desired consistency. A blender that is wider at the
DILL — carrots, cottage cheese, fish, green beans, send smaller volumes of food out toward the sides
potatoes, tomatoes up and then down toward the center and the blade
s. The new
“smoothie” blenders on the market are narrow on
MINT — carrots, fruit salads, parsley, peas, tabouli, the bottom.
☛ I’ve also poured this recipe into two “fancy” glasses and
tea served it as a dessert for two after a meal.
OREGANO — peppers, tomatoes
PARSLEY — The curly leaf is the most common,
but the flat-leaf or Italian parsley is more Source: Courtesy of National Cancer Institute
strongly flavored and often preferred for
cooking. Naturals for parsley include potato

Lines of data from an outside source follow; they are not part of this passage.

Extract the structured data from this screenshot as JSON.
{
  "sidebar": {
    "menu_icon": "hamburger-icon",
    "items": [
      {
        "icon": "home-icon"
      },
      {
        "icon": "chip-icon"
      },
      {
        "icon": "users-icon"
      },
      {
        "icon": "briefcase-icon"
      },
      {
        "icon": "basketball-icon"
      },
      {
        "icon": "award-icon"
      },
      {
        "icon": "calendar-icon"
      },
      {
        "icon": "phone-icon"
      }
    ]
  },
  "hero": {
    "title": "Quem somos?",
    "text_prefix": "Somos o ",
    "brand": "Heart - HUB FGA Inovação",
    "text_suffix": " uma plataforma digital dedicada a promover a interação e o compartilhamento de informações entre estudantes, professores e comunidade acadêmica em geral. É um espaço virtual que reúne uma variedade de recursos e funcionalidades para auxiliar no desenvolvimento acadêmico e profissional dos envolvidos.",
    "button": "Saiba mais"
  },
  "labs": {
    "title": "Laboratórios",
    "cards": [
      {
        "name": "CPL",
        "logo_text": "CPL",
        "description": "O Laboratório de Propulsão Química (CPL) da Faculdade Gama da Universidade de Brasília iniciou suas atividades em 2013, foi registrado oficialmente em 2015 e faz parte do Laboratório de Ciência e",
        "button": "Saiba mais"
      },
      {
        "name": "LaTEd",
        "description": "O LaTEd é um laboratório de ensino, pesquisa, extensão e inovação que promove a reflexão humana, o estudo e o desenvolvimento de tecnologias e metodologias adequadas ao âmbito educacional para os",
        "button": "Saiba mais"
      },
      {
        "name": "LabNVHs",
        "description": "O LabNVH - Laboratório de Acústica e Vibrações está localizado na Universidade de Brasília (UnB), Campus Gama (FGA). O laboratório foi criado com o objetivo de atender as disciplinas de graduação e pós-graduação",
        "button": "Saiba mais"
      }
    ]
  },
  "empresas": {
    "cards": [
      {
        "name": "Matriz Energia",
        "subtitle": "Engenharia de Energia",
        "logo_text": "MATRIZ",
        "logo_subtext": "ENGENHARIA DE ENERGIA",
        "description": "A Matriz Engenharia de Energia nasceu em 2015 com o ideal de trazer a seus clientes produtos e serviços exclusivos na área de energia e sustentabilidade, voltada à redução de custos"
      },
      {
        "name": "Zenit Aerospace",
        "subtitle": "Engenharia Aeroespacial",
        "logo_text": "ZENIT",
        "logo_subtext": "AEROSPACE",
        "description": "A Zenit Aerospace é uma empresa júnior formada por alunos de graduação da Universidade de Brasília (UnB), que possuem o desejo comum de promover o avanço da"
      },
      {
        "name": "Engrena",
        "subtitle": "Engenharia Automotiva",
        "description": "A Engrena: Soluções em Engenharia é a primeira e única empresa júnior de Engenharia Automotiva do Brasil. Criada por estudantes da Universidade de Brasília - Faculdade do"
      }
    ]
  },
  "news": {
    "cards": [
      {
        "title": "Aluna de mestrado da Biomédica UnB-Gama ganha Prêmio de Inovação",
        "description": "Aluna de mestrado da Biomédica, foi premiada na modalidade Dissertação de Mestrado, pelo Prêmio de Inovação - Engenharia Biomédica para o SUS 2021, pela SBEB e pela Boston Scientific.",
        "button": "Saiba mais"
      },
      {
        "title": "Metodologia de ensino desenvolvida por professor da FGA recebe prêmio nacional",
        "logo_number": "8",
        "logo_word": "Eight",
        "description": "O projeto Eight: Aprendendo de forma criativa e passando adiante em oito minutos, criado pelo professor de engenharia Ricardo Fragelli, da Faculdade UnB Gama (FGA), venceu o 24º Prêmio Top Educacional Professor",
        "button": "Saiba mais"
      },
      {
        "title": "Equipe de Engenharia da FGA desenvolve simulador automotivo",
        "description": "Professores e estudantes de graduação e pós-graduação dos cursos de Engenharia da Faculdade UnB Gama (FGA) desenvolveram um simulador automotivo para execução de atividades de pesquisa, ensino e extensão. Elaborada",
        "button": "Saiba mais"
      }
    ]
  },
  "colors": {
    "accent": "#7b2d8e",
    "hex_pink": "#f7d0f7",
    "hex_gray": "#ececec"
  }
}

ROSEMARY — chicken, fish, lamb, pork, roasted FOR MORE INFORMATION
potatoes, soups, stews, tomatoes For pictures of herbs, suggested uses and possible herb
SAGE — poultry seasoning, stuffings substitutions, check:
TARRAGON — chicken, eggs, fish The Cook’s Thesaurus www.foodsubs.com/Herbs.html
THYME — eggs, lima beans, potatoes, poultry, The Penn State Directory of Herbs http://hortweb.cas.
summer squash, tomatoes psu.edu/extension/vegcrops/herb_directory.html
WINTER SAVORY — dried bean dishes, stews
Planting An Herb Garden
Horticulturists recommend planting herbs after chives and garlic chives), cilantro, dill, mint and parsley.
the last day of frost in the spring to avoid losing plants Herbs such as French tarragon (Artemesia dracuncu-
to a late freeze. If you’ve never planted herbs before, lus), oregano, rosemary, thyme (Thymus serpyllums is
you may be more successful initially starting with a common culinary thyme), sage and winter savory are
transplants, rather than seeds. satisfactory in both fresh and dried forms.
When you’re selecting herbs, be sure they’re meant Note: Mint is a very aggressive plant that can
for culinary uses, not just as an ornamental herb. Some quickly take over the herb garden. Plant it in a con-
of the ornamental herbs may have a less desirable flavor tainer at least 12 inches wide and deep (about a one- or
because they’ve been bred for appearance rather than two- gallon size container) without holes. Inexpensive
taste appeal. plastic containers without holes
are available at most nurseries or
There are three types of lawn and garden centers. Bury the
plants: annual, biennial or pe- container in the ground so an inch
rennial. An annual completes of the container is above ground
its life cycle in one growing level. This will contain the plant
season and must be planted so it can’t creep out the top or the
yearly. A biennial completes bottom and will prevent it from
its life cycle in two growing spreading throughout the garden.
seasons; biennials produce You may need to water mint more
only foliage the first year and than other herbs that are planted
bloom the second year. Some normally and can send their roots
people plant biennials, such farther into the ground.
as parsley, yearly for their
foliage. A perennial lives for Many herbs are suitable for
many growing seasons and container gardening as well as
comes back yearly. planting in a ground bed. Container
gardening is an especially good
Popular fresh garden herbs option if you’re limited on space.
include basil, chives (common
FOR MORE INFORMATION
For information on planting an herb garden, check with your local extension office, lawn and garden center and/or look
for books at your local bookstore or library. They can help you determine the frost-free date after which you may plant
herbs in your area and may offer additional suggestions for herbs to grow in your location. To help locate your nearest
extension office, visit http://lancaster.unl.edu/office/locate.shtml
University of Nebraska–Lincoln Extension Horticulture http://extensionhorticulture.unl.edu
Includes information about other aspects of gardening as well as herbs.
The Penn State Directory of Herbs http://hortweb.cas.psu.edu/extension/vegcrops/herb_directory.html
This site includes the following information about herbs:
• Hardiness zones for successful planting in the United States
• Plant height and width
• Sun and soil requirements
Growing, Harvesting, and Using Culinary Herbs in the Home Garden http://ohioline.osu.edu/hyg-fact/1000/1612.html
USDA Plant Hardiness Zone Map www.usna.usda.gov/Hardzone/ushzmap.html
Check your zone to learn which herbs might grow where you live.